Monthly Archives: September 2009


Not infrequently, people have told me ” I inspire them”. This statement has always puzzled me. I don’t know quite why folks think I am an inspiration. Is it because, although I am old and fat and a very slow runner, that I keep doing it? This is my usual thought, and I’ve talked about it a bit out on the trail. Maybe I take my self-consciousness about being fat and the slowest runner a bit too much to heart at times.

So, recently, a newby ultra runner completed her first 100 mile race. In her tweets about the race, she said she was doing the race “to inspire you!”

Well, that just puzzled me more. I do not run 100 miles to “inspire you”. I don’t run them to impress you. Heck, I don’t even raise money for any charity. I run 100 miles for me-me me me me me. Totally selfish and self absorbed.

So, I started to look up the definition of “inspire”. I admire certain friends, on both their outlook on life, training, goals, etc etc. I never really use the term “inspire” in that context. But maybe I use the word “motivate” in the similiar way other people use “inspire”, because many people do motivate me.

to fill with an animating, quickening, or exalting influence: His courage inspired his followers.
2. to produce or arouse (a feeling, thought, etc.): to inspire confidence in others.
3. to fill or affect with a specified feeling, thought, etc.: to inspire a person with distrust.
4. to influence or impel: Competition inspired her to greater efforts.

Maybe since I am more goal oriented I use the word motivate:

To provide with an incentive; move to action; impel.

1885, “to stimulate toward action,” from motive (q.v.), perhaps modeled on Fr. motiver or Ger. motivieren. Motivation first recorded 1873; the psychological sense of “inner or social stimulus for an action” is from 1904.

When I talk to Slim or Bob Combs I am always motivated to do more, to push the envelope, to try and do more races outside what I am capable of doing. Perhaps the word “inspire” would actually be synonymous here.

Anyways, I’m almost forgetting where I am going here. Personally, I am very hard on myself. I always have been. I find it very hard to accept compliments and praise. So when folks tell me I inspire them, I never know where that comes from. So, as I try to take an objective look at myself, from a runner perspective, I have found some positive facts. I am very positive and usually quite cheerful out on the trail. I like to laugh and crack jokes. If you would turn around and look at me, I usually run quite a bit with a smile on my face(since I’m usually pretty happy out there.) I am a very slow runner but very persistent.
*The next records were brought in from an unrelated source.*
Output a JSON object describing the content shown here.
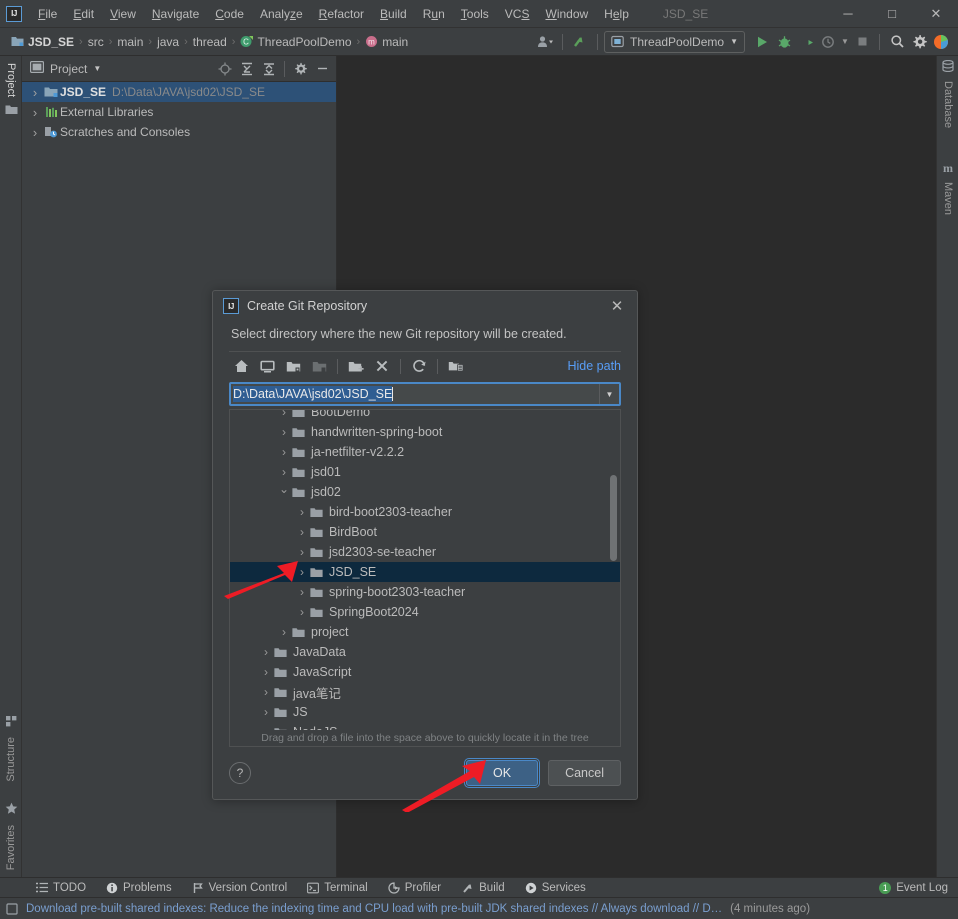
{
  "window": {
    "title": "JSD_SE",
    "minimize": "─",
    "maximize": "□",
    "close": "✕",
    "logo_text": "IJ"
  },
  "menu": [
    {
      "label": "File",
      "mnemonic": "F"
    },
    {
      "label": "Edit",
      "mnemonic": "E"
    },
    {
      "label": "View",
      "mnemonic": "V"
    },
    {
      "label": "Navigate",
      "mnemonic": "N"
    },
    {
      "label": "Code",
      "mnemonic": "C"
    },
    {
      "label": "Analyze",
      "mnemonic": "z"
    },
    {
      "label": "Refactor",
      "mnemonic": "R"
    },
    {
      "label": "Build",
      "mnemonic": "B"
    },
    {
      "label": "Run",
      "mnemonic": "u"
    },
    {
      "label": "Tools",
      "mnemonic": "T"
    },
    {
      "label": "VCS",
      "mnemonic": "S"
    },
    {
      "label": "Window",
      "mnemonic": "W"
    },
    {
      "label": "Help",
      "mnemonic": "e"
    }
  ],
  "breadcrumbs": [
    {
      "label": "JSD_SE",
      "icon": "project-icon",
      "bold": true
    },
    {
      "label": "src",
      "icon": "",
      "bold": false
    },
    {
      "label": "main",
      "icon": "",
      "bold": false
    },
    {
      "label": "java",
      "icon": "",
      "bold": false
    },
    {
      "label": "thread",
      "icon": "",
      "bold": false
    },
    {
      "label": "ThreadPoolDemo",
      "icon": "class-icon",
      "bold": false
    },
    {
      "label": "main",
      "icon": "method-icon",
      "bold": false
    }
  ],
  "toolbar": {
    "run_config": "ThreadPoolDemo",
    "icons": [
      "user-dropdown-icon",
      "update-project-icon",
      "run-icon",
      "debug-icon",
      "run-coverage-icon",
      "profiler-icon",
      "stop-icon",
      "search-everywhere-icon",
      "settings-icon",
      "idea-assistant-icon"
    ]
  },
  "project_panel": {
    "title": "Project",
    "header_icons": [
      "locate-icon",
      "expand-all-icon",
      "collapse-all-icon",
      "gear-icon",
      "hide-icon"
    ],
    "items": [
      {
        "label": "JSD_SE",
        "path": "D:\\Data\\JAVA\\jsd02\\JSD_SE",
        "icon": "module-icon",
        "selected": true,
        "indent": 0,
        "arrow": "right"
      },
      {
        "label": "External Libraries",
        "path": "",
        "icon": "libraries-icon",
        "selected": false,
        "indent": 0,
        "arrow": "right"
      },
      {
        "label": "Scratches and Consoles",
        "path": "",
        "icon": "scratches-icon",
        "selected": false,
        "indent": 0,
        "arrow": "right"
      }
    ]
  },
  "left_tool_tabs": [
    {
      "label": "Project",
      "icon": "project-tab-icon",
      "selected": true
    },
    {
      "label": "Structure",
      "icon": "structure-icon",
      "selected": false
    },
    {
      "label": "Favorites",
      "icon": "star-icon",
      "selected": false
    }
  ],
  "right_tool_tabs": [
    {
      "label": "Database",
      "icon": "database-icon"
    },
    {
      "label": "Maven",
      "icon": "maven-icon"
    }
  ],
  "bottom_tool_tabs": [
    {
      "label": "TODO",
      "icon": "todo-icon"
    },
    {
      "label": "Problems",
      "icon": "problems-icon"
    },
    {
      "label": "Version Control",
      "icon": "version-control-icon"
    },
    {
      "label": "Terminal",
      "icon": "terminal-icon"
    },
    {
      "label": "Profiler",
      "icon": "profiler-icon"
    },
    {
      "label": "Build",
      "icon": "build-icon"
    },
    {
      "label": "Services",
      "icon": "services-icon"
    }
  ],
  "event_log": {
    "label": "Event Log",
    "count": "1"
  },
  "statusbar": {
    "icon": "notification-icon",
    "message": "Download pre-built shared indexes: Reduce the indexing time and CPU load with pre-built JDK shared indexes // Always download // D…",
    "timestamp": "(4 minutes ago)"
  },
  "dialog": {
    "title": "Create Git Repository",
    "description": "Select directory where the new Git repository will be created.",
    "close_label": "✕",
    "hide_path_label": "Hide path",
    "path_value": "D:\\Data\\JAVA\\jsd02\\JSD_SE",
    "path_dropdown_icon": "chevron-down-icon",
    "toolbar_icons": [
      {
        "name": "home-icon",
        "disabled": false
      },
      {
        "name": "desktop-icon",
        "disabled": false
      },
      {
        "name": "project-dir-icon",
        "disabled": false
      },
      {
        "name": "module-dir-icon",
        "disabled": true
      },
      {
        "name": "new-folder-icon",
        "disabled": false
      },
      {
        "name": "delete-icon",
        "disabled": false
      },
      {
        "name": "refresh-icon",
        "disabled": false
      },
      {
        "name": "show-hidden-icon",
        "disabled": false
      }
    ],
    "tree": [
      {
        "label": "BootDemo",
        "indent": 2,
        "arrow": "right",
        "selected": false,
        "clipped": true
      },
      {
        "label": "handwritten-spring-boot",
        "indent": 2,
        "arrow": "right",
        "selected": false
      },
      {
        "label": "ja-netfilter-v2.2.2",
        "indent": 2,
        "arrow": "right",
        "selected": false
      },
      {
        "label": "jsd01",
        "indent": 2,
        "arrow": "right",
        "selected": false
      },
      {
        "label": "jsd02",
        "indent": 2,
        "arrow": "down",
        "selected": false
      },
      {
        "label": "bird-boot2303-teacher",
        "indent": 3,
        "arrow": "right",
        "selected": false
      },
      {
        "label": "BirdBoot",
        "indent": 3,
        "arrow": "right",
        "selected": false
      },
      {
        "label": "jsd2303-se-teacher",
        "indent": 3,
        "arrow": "right",
        "selected": false
      },
      {
        "label": "JSD_SE",
        "indent": 3,
        "arrow": "right",
        "selected": true
      },
      {
        "label": "spring-boot2303-teacher",
        "indent": 3,
        "arrow": "right",
        "selected": false
      },
      {
        "label": "SpringBoot2024",
        "indent": 3,
        "arrow": "right",
        "selected": false
      },
      {
        "label": "project",
        "indent": 2,
        "arrow": "right",
        "selected": false
      },
      {
        "label": "JavaData",
        "indent": 1,
        "arrow": "right",
        "selected": false
      },
      {
        "label": "JavaScript",
        "indent": 1,
        "arrow": "right",
        "selected": false
      },
      {
        "label": "java笔记",
        "indent": 1,
        "arrow": "right",
        "selected": false
      },
      {
        "label": "JS",
        "indent": 1,
        "arrow": "right",
        "selected": false
      },
      {
        "label": "NodeJS",
        "indent": 1,
        "arrow": "right",
        "selected": false
      }
    ],
    "hint": "Drag and drop a file into the space above to quickly locate it in the tree",
    "help_label": "?",
    "ok_label": "OK",
    "cancel_label": "Cancel"
  },
  "colors": {
    "accent_blue": "#4a88c7",
    "link_blue": "#589df6",
    "selection_navy": "#0d293e",
    "project_selection": "#2d5177",
    "annotation_red": "#ee1c25",
    "panel_bg": "#3c3f41",
    "editor_bg": "#2b2b2b",
    "green": "#499c54"
  }
}
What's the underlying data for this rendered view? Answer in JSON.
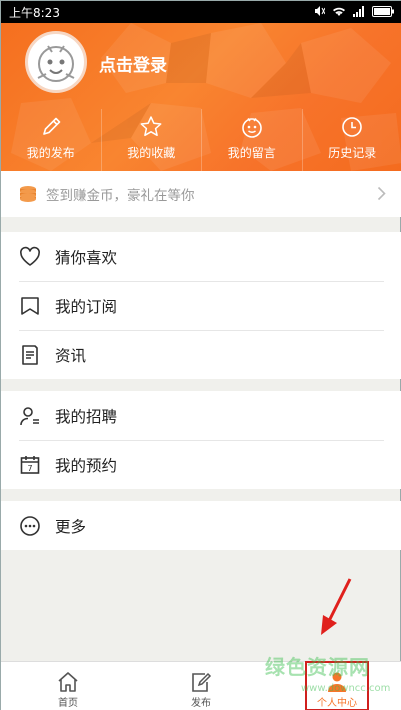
{
  "status_bar": {
    "time": "上午8:23"
  },
  "header": {
    "login_label": "点击登录",
    "shortcuts": [
      {
        "label": "我的发布",
        "icon": "pencil-icon"
      },
      {
        "label": "我的收藏",
        "icon": "star-icon"
      },
      {
        "label": "我的留言",
        "icon": "face-icon"
      },
      {
        "label": "历史记录",
        "icon": "clock-icon"
      }
    ]
  },
  "signin": {
    "label": "签到赚金币，豪礼在等你",
    "icon": "coins-icon"
  },
  "menu_group_1": [
    {
      "label": "猜你喜欢",
      "icon": "heart-icon"
    },
    {
      "label": "我的订阅",
      "icon": "bookmark-icon"
    },
    {
      "label": "资讯",
      "icon": "news-icon"
    }
  ],
  "menu_group_2": [
    {
      "label": "我的招聘",
      "icon": "person-list-icon"
    },
    {
      "label": "我的预约",
      "icon": "calendar-icon"
    }
  ],
  "menu_group_3": [
    {
      "label": "更多",
      "icon": "more-icon"
    }
  ],
  "bottom_nav": [
    {
      "label": "首页",
      "icon": "home-icon"
    },
    {
      "label": "发布",
      "icon": "compose-icon"
    },
    {
      "label": "个人中心",
      "icon": "person-icon"
    }
  ],
  "watermark": {
    "text": "绿色资源网",
    "url": "www.downcc.com"
  },
  "colors": {
    "accent": "#f7762a",
    "highlight": "#d0201e"
  }
}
I have great determination and focus. I do not talk about negative thoughts or negativity (except for some poking fun type stuff) out on the trail.

So maybe that’s what people call inspiring in the above paragraph. Maybe it does help other runners to see someone come into the AS behind them, smiling, in a good mood. Maybe it helps get someone out the door for a 2 mile run to hear me tweet I’ve just ran 10 miles on the trail (and hey, Kimba, the people on Twitter probably don’t even know you are fat and old) and feel great. So maybe that is what inspiration is.

Enough mental rumination. Ran 5 hilly miles on side road, Chapel Hill Road. It was cold this am! 50 degrees. I forgot to use the albuterol inhaler, and in these transitional days of weather, I cannot forget this. Some forced breathing and wheezing. Petted a nice black lab who fondly reminded me of two of my deceased black lab dogs. Despite the bronchial problems, glad I got out there for the run. I’m going to run on this road alot more in prep for the OC100, as it’s all up and down hills.